Kathleen in New York writes: I don't understand the issue with Donovan McNabb not knowing the rule about ties. Tiger doesn't know all the rules in his sport. Which is why he often asks the rules officials for clarification. Venus Williams lost track of the score in one of her matches. No one is calling them nitwits -- because they aren't. So, Donovan doesn't know every rule. He wanted to play to win the game. How is that a bad thing?
Mosley: Kathleen, I wish you could see my copy of the USGA Rules of Golf. It's something I live by -- as any of my usual playing partners (Werder, Archer, Cowlishaw, Torn, Logsdon) would attest. The rules of golf outnumber the rules of football, 30 to 1 -- or maybe more. And some of them are so archaic that you need a rules official to interpret them for you.
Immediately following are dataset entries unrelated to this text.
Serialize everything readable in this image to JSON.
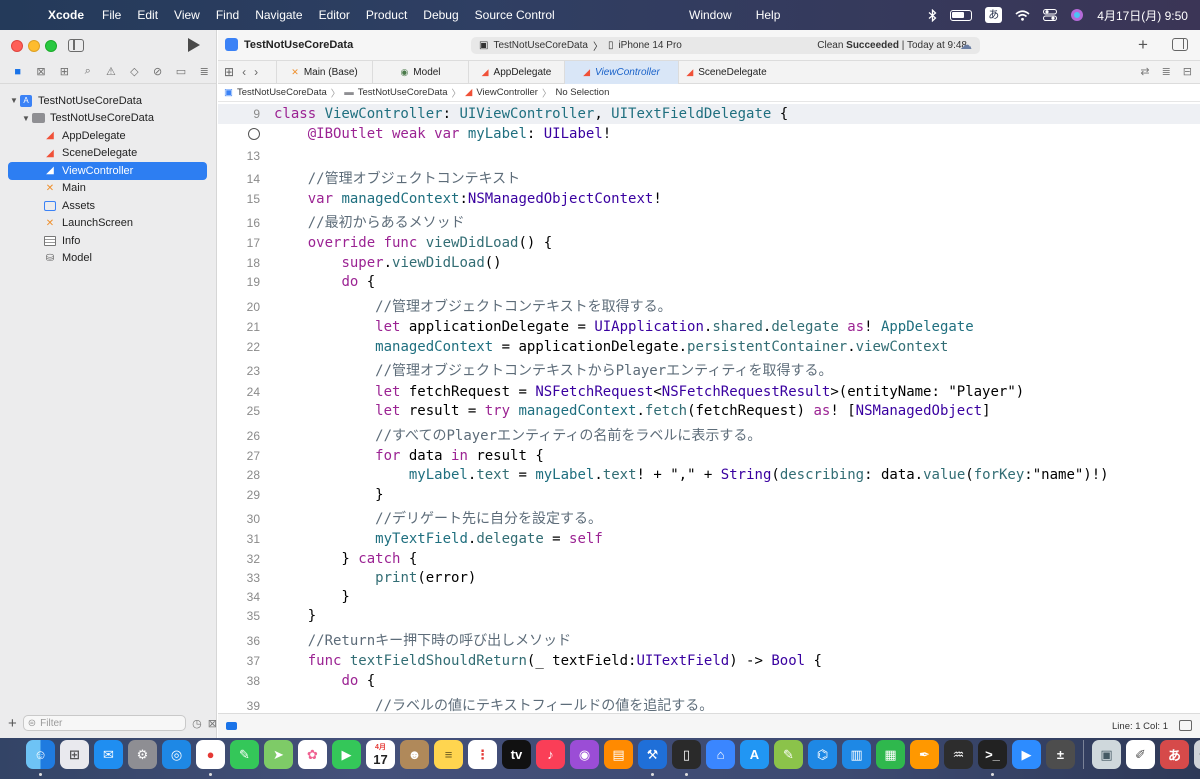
{
  "menubar": {
    "apple": "",
    "app": "Xcode",
    "items": [
      "File",
      "Edit",
      "View",
      "Find",
      "Navigate",
      "Editor",
      "Product",
      "Debug",
      "Source Control"
    ],
    "center_items": [
      "Window",
      "Help"
    ],
    "ime": "あ",
    "datetime": "4月17日(月) 9:50"
  },
  "sidebar": {
    "filter_placeholder": "Filter",
    "tree": [
      {
        "label": "TestNotUseCoreData",
        "kind": "project",
        "depth": 0,
        "disclosure": "v"
      },
      {
        "label": "TestNotUseCoreData",
        "kind": "folder",
        "depth": 1,
        "disclosure": "v"
      },
      {
        "label": "AppDelegate",
        "kind": "swift",
        "depth": 2
      },
      {
        "label": "SceneDelegate",
        "kind": "swift",
        "depth": 2
      },
      {
        "label": "ViewController",
        "kind": "swift",
        "depth": 2,
        "selected": true
      },
      {
        "label": "Main",
        "kind": "xib",
        "depth": 2
      },
      {
        "label": "Assets",
        "kind": "assets",
        "depth": 2
      },
      {
        "label": "LaunchScreen",
        "kind": "xib",
        "depth": 2
      },
      {
        "label": "Info",
        "kind": "plist",
        "depth": 2
      },
      {
        "label": "Model",
        "kind": "model",
        "depth": 2
      }
    ]
  },
  "toolbar": {
    "project_title": "TestNotUseCoreData",
    "scheme": "TestNotUseCoreData",
    "device": "iPhone 14 Pro",
    "status_prefix": "Clean ",
    "status_bold": "Succeeded",
    "status_suffix": " | Today at 9:48"
  },
  "tabs": [
    {
      "label": "Main (Base)",
      "icon": "✕"
    },
    {
      "label": "Model",
      "icon": "◉"
    },
    {
      "label": "AppDelegate",
      "icon": "◢"
    },
    {
      "label": "ViewController",
      "icon": "◢",
      "active": true
    },
    {
      "label": "SceneDelegate",
      "icon": "◢"
    }
  ],
  "jumpbar": [
    "TestNotUseCoreData",
    "TestNotUseCoreData",
    "ViewController",
    "No Selection"
  ],
  "code": {
    "line_9_number": "9",
    "lines": [
      {
        "n": "9",
        "first": true,
        "tokens": [
          [
            "kw",
            "class "
          ],
          [
            "cls",
            "ViewController"
          ],
          [
            "",
            ": "
          ],
          [
            "cls",
            "UIViewController"
          ],
          [
            "",
            ", "
          ],
          [
            "cls",
            "UITextFieldDelegate"
          ],
          [
            "",
            " {"
          ]
        ]
      },
      {
        "n": "",
        "breakpoint": true,
        "tokens": [
          [
            "",
            "    "
          ],
          [
            "kw",
            "@IBOutlet weak var "
          ],
          [
            "cls",
            "myLabel"
          ],
          [
            "",
            ": "
          ],
          [
            "ty2",
            "UILabel"
          ],
          [
            "",
            "!"
          ]
        ]
      },
      {
        "n": "13",
        "tokens": []
      },
      {
        "n": "14",
        "tokens": [
          [
            "cm",
            "    //管理オブジェクトコンテキスト"
          ]
        ]
      },
      {
        "n": "15",
        "tokens": [
          [
            "",
            "    "
          ],
          [
            "kw",
            "var "
          ],
          [
            "cls",
            "managedContext"
          ],
          [
            "",
            ":"
          ],
          [
            "ty2",
            "NSManagedObjectContext"
          ],
          [
            "",
            "!"
          ]
        ]
      },
      {
        "n": "16",
        "tokens": [
          [
            "cm",
            "    //最初からあるメソッド"
          ]
        ]
      },
      {
        "n": "17",
        "tokens": [
          [
            "",
            "    "
          ],
          [
            "kw",
            "override func "
          ],
          [
            "fn",
            "viewDidLoad"
          ],
          [
            "",
            "() {"
          ]
        ]
      },
      {
        "n": "18",
        "tokens": [
          [
            "",
            "        "
          ],
          [
            "kw",
            "super"
          ],
          [
            "",
            "."
          ],
          [
            "prop",
            "viewDidLoad"
          ],
          [
            "",
            "()"
          ]
        ]
      },
      {
        "n": "19",
        "tokens": [
          [
            "",
            "        "
          ],
          [
            "kw",
            "do"
          ],
          [
            "",
            " {"
          ]
        ]
      },
      {
        "n": "20",
        "tokens": [
          [
            "cm",
            "            //管理オブジェクトコンテキストを取得する。"
          ]
        ]
      },
      {
        "n": "21",
        "tokens": [
          [
            "",
            "            "
          ],
          [
            "kw",
            "let "
          ],
          [
            "",
            "applicationDelegate = "
          ],
          [
            "ty2",
            "UIApplication"
          ],
          [
            "",
            "."
          ],
          [
            "prop",
            "shared"
          ],
          [
            "",
            "."
          ],
          [
            "prop",
            "delegate"
          ],
          [
            "",
            " "
          ],
          [
            "kw",
            "as"
          ],
          [
            "",
            "! "
          ],
          [
            "cls",
            "AppDelegate"
          ]
        ]
      },
      {
        "n": "22",
        "tokens": [
          [
            "",
            "            "
          ],
          [
            "cls",
            "managedContext"
          ],
          [
            "",
            " = applicationDelegate."
          ],
          [
            "prop",
            "persistentContainer"
          ],
          [
            "",
            "."
          ],
          [
            "prop",
            "viewContext"
          ]
        ]
      },
      {
        "n": "23",
        "tokens": [
          [
            "cm",
            "            //管理オブジェクトコンテキストからPlayerエンティティを取得する。"
          ]
        ]
      },
      {
        "n": "24",
        "tokens": [
          [
            "",
            "            "
          ],
          [
            "kw",
            "let "
          ],
          [
            "",
            "fetchRequest = "
          ],
          [
            "ty2",
            "NSFetchRequest"
          ],
          [
            "",
            "<"
          ],
          [
            "ty2",
            "NSFetchRequestResult"
          ],
          [
            "",
            ">(entityName: \"Player\")"
          ]
        ]
      },
      {
        "n": "25",
        "tokens": [
          [
            "",
            "            "
          ],
          [
            "kw",
            "let "
          ],
          [
            "",
            "result = "
          ],
          [
            "kw",
            "try "
          ],
          [
            "cls",
            "managedContext"
          ],
          [
            "",
            "."
          ],
          [
            "prop",
            "fetch"
          ],
          [
            "",
            "(fetchRequest) "
          ],
          [
            "kw",
            "as"
          ],
          [
            "",
            "! ["
          ],
          [
            "ty2",
            "NSManagedObject"
          ],
          [
            "",
            "]"
          ]
        ]
      },
      {
        "n": "26",
        "tokens": [
          [
            "cm",
            "            //すべてのPlayerエンティティの名前をラベルに表示する。"
          ]
        ]
      },
      {
        "n": "27",
        "tokens": [
          [
            "",
            "            "
          ],
          [
            "kw",
            "for "
          ],
          [
            "",
            "data "
          ],
          [
            "kw",
            "in "
          ],
          [
            "",
            "result {"
          ]
        ]
      },
      {
        "n": "28",
        "tokens": [
          [
            "",
            "                "
          ],
          [
            "cls",
            "myLabel"
          ],
          [
            "",
            "."
          ],
          [
            "prop",
            "text"
          ],
          [
            "",
            " = "
          ],
          [
            "cls",
            "myLabel"
          ],
          [
            "",
            "."
          ],
          [
            "prop",
            "text"
          ],
          [
            "",
            "! + \",\" + "
          ],
          [
            "ty2",
            "String"
          ],
          [
            "",
            "("
          ],
          [
            "prop",
            "describing"
          ],
          [
            "",
            ": data."
          ],
          [
            "prop",
            "value"
          ],
          [
            "",
            "("
          ],
          [
            "prop",
            "forKey"
          ],
          [
            "",
            ":\"name\")!)"
          ]
        ]
      },
      {
        "n": "29",
        "tokens": [
          [
            "",
            "            }"
          ]
        ]
      },
      {
        "n": "30",
        "tokens": [
          [
            "cm",
            "            //デリゲート先に自分を設定する。"
          ]
        ]
      },
      {
        "n": "31",
        "tokens": [
          [
            "",
            "            "
          ],
          [
            "cls",
            "myTextField"
          ],
          [
            "",
            "."
          ],
          [
            "prop",
            "delegate"
          ],
          [
            "",
            " = "
          ],
          [
            "kw",
            "self"
          ]
        ]
      },
      {
        "n": "32",
        "tokens": [
          [
            "",
            "        } "
          ],
          [
            "kw",
            "catch"
          ],
          [
            "",
            " {"
          ]
        ]
      },
      {
        "n": "33",
        "tokens": [
          [
            "",
            "            "
          ],
          [
            "prop",
            "print"
          ],
          [
            "",
            "(error)"
          ]
        ]
      },
      {
        "n": "34",
        "tokens": [
          [
            "",
            "        }"
          ]
        ]
      },
      {
        "n": "35",
        "tokens": [
          [
            "",
            "    }"
          ]
        ]
      },
      {
        "n": "36",
        "tokens": [
          [
            "cm",
            "    //Returnキー押下時の呼び出しメソッド"
          ]
        ]
      },
      {
        "n": "37",
        "tokens": [
          [
            "",
            "    "
          ],
          [
            "kw",
            "func "
          ],
          [
            "fn",
            "textFieldShouldReturn"
          ],
          [
            "",
            "(_ textField:"
          ],
          [
            "ty2",
            "UITextField"
          ],
          [
            "",
            ") -> "
          ],
          [
            "ty2",
            "Bool"
          ],
          [
            "",
            " {"
          ]
        ]
      },
      {
        "n": "38",
        "tokens": [
          [
            "",
            "        "
          ],
          [
            "kw",
            "do"
          ],
          [
            "",
            " {"
          ]
        ]
      },
      {
        "n": "39",
        "tokens": [
          [
            "cm",
            "            //ラベルの値にテキストフィールドの値を追記する。"
          ]
        ]
      }
    ]
  },
  "statusbar": {
    "position": "Line: 1  Col: 1"
  },
  "dock": {
    "apps": [
      "finder",
      "launchpad",
      "mail",
      "system-settings",
      "safari",
      "chrome",
      "messages",
      "maps",
      "photos",
      "facetime",
      "calendar",
      "contacts",
      "notes",
      "reminders",
      "apple-tv",
      "music",
      "podcasts",
      "books",
      "xcode",
      "simulator",
      "appstore-connect",
      "app-store",
      "script-editor",
      "vscode",
      "keynote",
      "numbers",
      "pages",
      "activity",
      "terminal",
      "zoom",
      "calculator",
      "preview",
      "textedit",
      "kotoeri",
      "trash"
    ],
    "calendar_month": "4月",
    "calendar_day": "17",
    "apple_tv_label": "tv",
    "ime_label": "あ"
  },
  "colors": {
    "keyword": "#9b2393",
    "type": "#3900a0",
    "project_symbol": "#1f6f7f",
    "comment": "#5d6c79",
    "selection": "#2d7ef2"
  }
}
In football, there are some basic rules that we sort of expect everyone to grasp. The rule that regular-season games end after a single overtime period has been around for years. Sure, it's a little easier to realize the goal posts have been moved back 10 yards when you stop running into them, but the overtime rule is fairly accessible to someone who's played in the league for a decade. And forgetting the score in tennis doesn't really have much to do with knowing the rules. Venus may just be a little forgetful at times.
Rich in Philly wants to know: Matt, can you please make your blog printable? Good for take along reading!!
Mosley: Rich, I'm not sure why you're having trouble with this. We use my blogs as placemats for every meal. But I will mention this to the NFC Beast IT department. Expect to hear something back in the early part of 2009.
Richard in Dallas has something on his mind: Matt, my boss and I were talking this morning, and he brought up a good point. When is Adam "Pacman" Jones supposed to be coming back. The last thing I heard was that his suspension was indefinite, and since his security detail got the boot, I figure he did also. Should we expect to hear anything else on this subject?
Mosley: Richard, first of all it's considered poor form to kiss up to your boss on this blog. Regarding Pacman's situation, he was suspended indefinitely, but he can now apply for reinstatement via NFL commissioner Roger Goodell. Cowboys owner Jerry Jones has already said he'd welcome Pacman back into the fold, but it's not his decision.
We're told that Pacman has spent time commuting from Boston to Dallas during rehab, which is unlike any of the rehabs I've come across. We've heard from several sources that Goodell was very angry that he was having to discipline Pacman again. Goodell hates it when a player's conduct overshadows what's taking place on the field. That's why you shouldn't hold your breath about his return. The commissioner could reinstate him right now if he wanted to, but that would really surprise me. But who knows. If experts in the field of alcohol abuse convince Goodell that Pacman's recovery hinges on him being in an NFL locker room, maybe that would be enough to sway things.
Folks, you've been wonderful.